Until now, these offerings have been put to MNOs and increasingly brands to help them ramp up their digital services for locked down consumers. Until now. Now SMEs are starting to take note of these platform-packaged offerings as a way of not only improving their own efficiency, but also bringing a levelling of the playing field when it comes to competing with the big boys.
The Internet has always had a democratising effect. Ecommerce, very early on, made it possible for a woman making her own jewellery in her back bedroom to be able to compete with the largest jewellers and brands.
As online marketing and technology got better, and as more big names invested in online, that playing field tilted again in favour of those with clout (and deep pockets). However, the shift to digital that the coronavirus pandemic has wrought worldwide has seen this shift shift again. And this time it isn’t just in ecommerce.

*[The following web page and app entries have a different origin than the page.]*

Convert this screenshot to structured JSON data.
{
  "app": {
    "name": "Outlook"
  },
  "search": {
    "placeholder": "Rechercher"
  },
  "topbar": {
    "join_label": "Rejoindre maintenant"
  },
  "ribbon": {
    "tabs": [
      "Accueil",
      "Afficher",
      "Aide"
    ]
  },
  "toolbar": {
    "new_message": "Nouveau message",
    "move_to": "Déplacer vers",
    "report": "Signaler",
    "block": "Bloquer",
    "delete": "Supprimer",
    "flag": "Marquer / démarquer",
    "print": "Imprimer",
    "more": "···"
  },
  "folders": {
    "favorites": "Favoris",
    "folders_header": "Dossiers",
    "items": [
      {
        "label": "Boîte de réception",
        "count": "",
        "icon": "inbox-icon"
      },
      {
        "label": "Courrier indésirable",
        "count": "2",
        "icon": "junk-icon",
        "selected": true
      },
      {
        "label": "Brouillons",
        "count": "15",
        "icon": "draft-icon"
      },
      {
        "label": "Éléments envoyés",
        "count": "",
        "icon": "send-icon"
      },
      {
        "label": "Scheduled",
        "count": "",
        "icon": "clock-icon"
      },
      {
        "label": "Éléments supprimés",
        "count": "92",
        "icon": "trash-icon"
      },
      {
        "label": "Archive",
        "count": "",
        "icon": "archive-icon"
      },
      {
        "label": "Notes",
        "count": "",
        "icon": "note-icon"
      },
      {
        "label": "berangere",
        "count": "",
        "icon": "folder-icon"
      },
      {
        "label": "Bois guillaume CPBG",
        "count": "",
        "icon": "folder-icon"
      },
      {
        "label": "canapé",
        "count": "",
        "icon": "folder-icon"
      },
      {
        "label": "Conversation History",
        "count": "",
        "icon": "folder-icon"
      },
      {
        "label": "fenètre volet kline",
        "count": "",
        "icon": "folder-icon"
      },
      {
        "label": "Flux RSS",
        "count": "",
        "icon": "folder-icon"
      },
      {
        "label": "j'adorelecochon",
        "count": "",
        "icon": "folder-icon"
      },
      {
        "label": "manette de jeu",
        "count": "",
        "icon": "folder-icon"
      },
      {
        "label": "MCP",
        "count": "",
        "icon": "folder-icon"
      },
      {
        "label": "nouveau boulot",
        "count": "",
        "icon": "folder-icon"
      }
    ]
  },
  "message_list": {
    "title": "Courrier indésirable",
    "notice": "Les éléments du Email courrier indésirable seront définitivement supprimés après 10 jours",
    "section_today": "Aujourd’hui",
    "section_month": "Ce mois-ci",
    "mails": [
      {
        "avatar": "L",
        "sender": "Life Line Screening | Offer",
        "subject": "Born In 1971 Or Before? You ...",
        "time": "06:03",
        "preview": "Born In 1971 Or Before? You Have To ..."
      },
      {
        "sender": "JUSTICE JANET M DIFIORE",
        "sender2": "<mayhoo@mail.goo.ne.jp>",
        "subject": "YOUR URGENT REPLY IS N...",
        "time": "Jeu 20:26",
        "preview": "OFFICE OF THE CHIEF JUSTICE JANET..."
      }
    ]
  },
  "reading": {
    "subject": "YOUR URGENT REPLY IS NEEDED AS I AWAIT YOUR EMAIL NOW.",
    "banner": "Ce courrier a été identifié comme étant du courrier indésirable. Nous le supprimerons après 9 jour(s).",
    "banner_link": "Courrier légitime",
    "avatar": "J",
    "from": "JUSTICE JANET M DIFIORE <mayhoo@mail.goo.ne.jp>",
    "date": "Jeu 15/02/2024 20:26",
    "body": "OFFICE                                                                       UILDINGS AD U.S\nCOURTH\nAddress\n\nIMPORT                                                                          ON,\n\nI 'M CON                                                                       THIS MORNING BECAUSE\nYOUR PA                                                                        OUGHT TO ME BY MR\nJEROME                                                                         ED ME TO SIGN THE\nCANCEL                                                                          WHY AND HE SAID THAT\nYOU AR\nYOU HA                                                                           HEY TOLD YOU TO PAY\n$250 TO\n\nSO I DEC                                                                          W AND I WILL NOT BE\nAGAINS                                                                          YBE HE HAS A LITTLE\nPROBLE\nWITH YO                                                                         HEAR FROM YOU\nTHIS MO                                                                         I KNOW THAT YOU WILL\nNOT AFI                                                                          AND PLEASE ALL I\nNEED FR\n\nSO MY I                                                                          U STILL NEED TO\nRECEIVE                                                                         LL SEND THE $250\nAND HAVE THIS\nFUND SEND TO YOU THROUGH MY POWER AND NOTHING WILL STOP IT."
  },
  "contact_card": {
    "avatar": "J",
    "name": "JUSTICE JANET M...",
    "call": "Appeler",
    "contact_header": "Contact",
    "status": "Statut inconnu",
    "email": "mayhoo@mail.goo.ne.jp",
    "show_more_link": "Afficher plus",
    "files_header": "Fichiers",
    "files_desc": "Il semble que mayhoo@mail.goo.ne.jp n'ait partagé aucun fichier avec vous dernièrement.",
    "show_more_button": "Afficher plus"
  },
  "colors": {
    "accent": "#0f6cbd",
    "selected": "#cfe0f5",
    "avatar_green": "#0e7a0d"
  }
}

Across the board, digital content and services are where everyone is heading for entertainment and, increasingly, inspiration and education. While big brands and telcos has been quick to tap into these CPaaS plaform offerings to get ahead of the curve, they also make it easier for much smaller and more niche businesses to also start to tap into the movement.
By the PaaS model’s very nature, it is a commoditised offering that can be something of a pick and mix. While there are economies of scale for big players, smaller businesses are also seeing that they too can play through buying just some of the parts that are on offer from these platforms.

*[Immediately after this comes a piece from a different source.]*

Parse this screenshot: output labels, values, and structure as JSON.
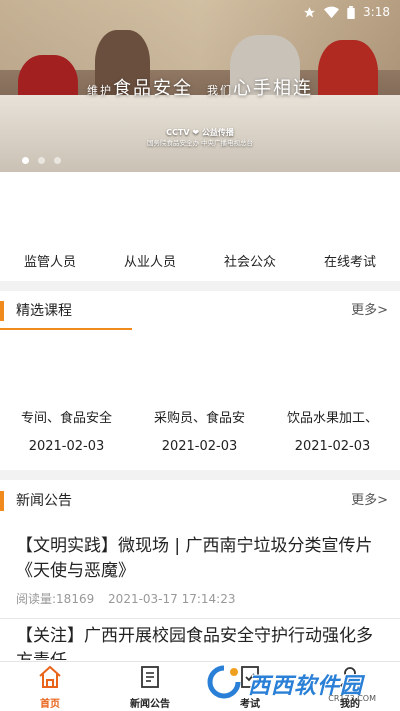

SMEs can also start to look at whether it is effective to have content and gaming, or mobile payments. They can also look at these platforms as a key way to add messaging and engagement through WhatsApp, other OTT services and, even, RCS.
In fact, communications Platform as a Service (CPaaS) are forecast to exhibit exponential growth between 2021 and 2031, with the market projected to reach US$ 5.28bn by the end of 2021, according to a study by an ESOMAR-certified market research and consulting firm.

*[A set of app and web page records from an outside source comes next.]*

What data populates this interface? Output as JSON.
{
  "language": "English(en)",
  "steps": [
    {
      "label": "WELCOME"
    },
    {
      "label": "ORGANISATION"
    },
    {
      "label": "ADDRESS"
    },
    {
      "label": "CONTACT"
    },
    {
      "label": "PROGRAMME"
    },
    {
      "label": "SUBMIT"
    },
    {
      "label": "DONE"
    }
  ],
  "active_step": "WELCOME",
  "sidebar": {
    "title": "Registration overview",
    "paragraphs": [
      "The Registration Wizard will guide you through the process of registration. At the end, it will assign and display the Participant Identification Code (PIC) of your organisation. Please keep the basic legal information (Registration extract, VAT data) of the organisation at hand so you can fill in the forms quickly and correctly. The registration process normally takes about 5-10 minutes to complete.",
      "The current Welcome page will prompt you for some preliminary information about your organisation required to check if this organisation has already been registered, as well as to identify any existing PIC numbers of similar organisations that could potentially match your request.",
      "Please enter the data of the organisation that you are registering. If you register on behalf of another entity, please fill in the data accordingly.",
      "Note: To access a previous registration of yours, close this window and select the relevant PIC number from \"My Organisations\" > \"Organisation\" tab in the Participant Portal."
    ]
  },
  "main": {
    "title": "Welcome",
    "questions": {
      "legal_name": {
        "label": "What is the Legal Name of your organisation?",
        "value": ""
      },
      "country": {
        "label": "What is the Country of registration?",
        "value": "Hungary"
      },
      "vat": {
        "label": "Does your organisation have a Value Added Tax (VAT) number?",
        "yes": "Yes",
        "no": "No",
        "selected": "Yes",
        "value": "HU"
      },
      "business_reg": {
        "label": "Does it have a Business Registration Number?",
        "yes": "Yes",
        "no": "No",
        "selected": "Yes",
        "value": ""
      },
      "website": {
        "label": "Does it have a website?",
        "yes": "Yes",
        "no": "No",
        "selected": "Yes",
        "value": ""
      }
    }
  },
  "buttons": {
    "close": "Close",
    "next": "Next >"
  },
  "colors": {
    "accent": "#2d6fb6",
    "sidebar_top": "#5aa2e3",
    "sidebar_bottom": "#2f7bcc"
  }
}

It suggests that the US will remain a highly lucrative market for CPaaS, accounting for nearly 86% of the market in North America, while growth in UK will happen at an impressive pace. In 2021, the market is expected to register 15.7% YoY growth in the UK. Germany and France will also exhibit considerably high demand for CPaaS.
This chimes with the moves being seen to add not only comms services, but also content and everything else as a platform model, driven by the need to move fast as consumer habits morph in the Covid-19 era.
And where CPaaS had been viewed as a lucrative market for telemedia players looking to service the MNOs and larger brands, suddenly there is an opportunity now to open this up to many more businesses indeed.
Suddenly we are now not just looking at a trend that will spread across the industry, but perhaps we are witnessing a fundamental change in how all the services telemedia companies offer are delivered and deployed – as well as who uses them. This could, in fact, mark the very shift to making these things mainstream that the industry has so long craved.